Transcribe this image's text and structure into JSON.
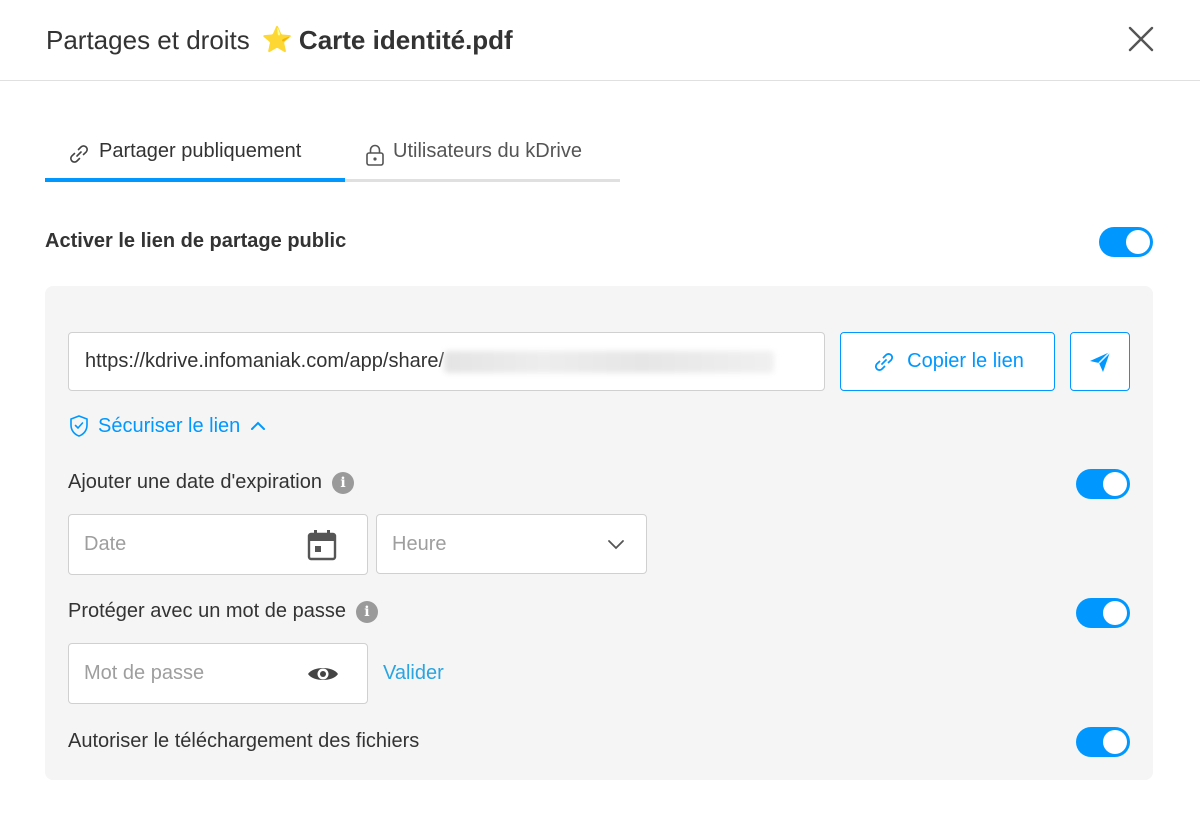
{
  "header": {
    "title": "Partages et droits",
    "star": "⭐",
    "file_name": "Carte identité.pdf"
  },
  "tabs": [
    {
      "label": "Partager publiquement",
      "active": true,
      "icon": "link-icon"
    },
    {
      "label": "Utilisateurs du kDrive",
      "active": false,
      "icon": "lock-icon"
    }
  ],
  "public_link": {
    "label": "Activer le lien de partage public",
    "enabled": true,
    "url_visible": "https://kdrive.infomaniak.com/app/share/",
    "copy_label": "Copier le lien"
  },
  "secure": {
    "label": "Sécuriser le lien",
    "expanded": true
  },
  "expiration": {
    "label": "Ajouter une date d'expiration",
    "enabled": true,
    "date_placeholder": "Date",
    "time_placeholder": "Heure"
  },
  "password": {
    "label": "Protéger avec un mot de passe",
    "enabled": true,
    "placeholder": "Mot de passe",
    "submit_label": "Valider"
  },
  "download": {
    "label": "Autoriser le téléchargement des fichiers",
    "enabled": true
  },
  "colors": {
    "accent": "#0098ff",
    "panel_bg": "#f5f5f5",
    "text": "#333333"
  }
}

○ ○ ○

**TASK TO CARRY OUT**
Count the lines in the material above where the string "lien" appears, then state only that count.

**RESULT FOR THIS EXERCISE**
3